After holding a confirmation hearing last week, U.S. senators submitted written follow-up questions to Supreme Court nominee Elena Kagan. Her answers came back today.
In 74 pages of answers to six Republican senators, Kagan addresses a wide array of subjects. Many of them came up during her confirmation hearing, though in at least some cases she provides more detail than she did during her two days of live testimony before the Senate Judiciary Committee.
Kagan names 11 cases in which she would likely recuse during her first term on the Court, because of her involvement with the cases as solicitor general. Her answer came in response to Sen. Jeff Sessions (R-Ala.), the committee’s top Republican, who put the issue at the top of his list.
Sen. Lindsey Graham (R-S.C.), who has dropped hints that he’ll vote to confirm Kagan, asked a series of questions about the rights of suspected terrorists who have been detained. She responded at length, citing precedents about presidential war powers and habeas rights.
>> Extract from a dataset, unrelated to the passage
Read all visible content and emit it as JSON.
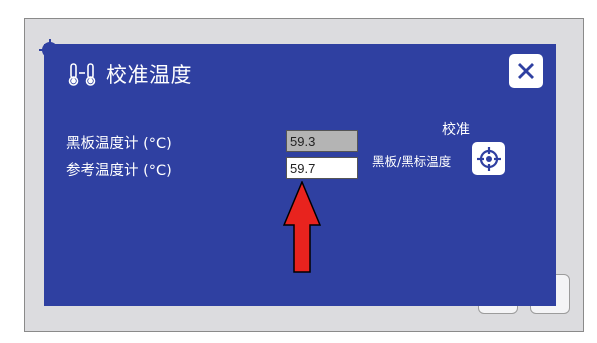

In response to Graham, Kagan also forecast what the Court might think about if, as Attorney General Eric Holder Jr. has suggested, the government tries to expand the public safety exception to Miranda warnings. The Court’s 1984 opinion in New York v. Quarles created the public safety exception.
“In analyzing whether particular questioning falls within the public safety exception, the Court likely would consider the gravity and immediacy of the public safety threat and whether the questions were directed to addressing that threat,” Kagan wrote. “The Court might also consider whether Quarles should apply differently in terrorism cases than in ordinary criminal cases because of the distinctive public safety needs involved in the former.”
Sen. Tom Coburn (R-Okla.), who voted to confirm Kagan as solicitor general, posed several questions about socialism, prompting Kagan to reply that, aside from an undergraduate thesis she wrote, “I have not explored in any significant way the tenets or beliefs of socialists.” She added, in response to another question, that she does not agree with the views of the Critical Legal Studies movement, which was fomenting at Harvard Law School in the 1980s.
Kagan also told Coburn not to read too much into statements she made during her hearing about abortion. Those statements, she said, were “intended to reflect my understanding of the prevailing law.”
No Democratic senators submitted follow-up questions. Click here for Kagan’s answers to the Republicans.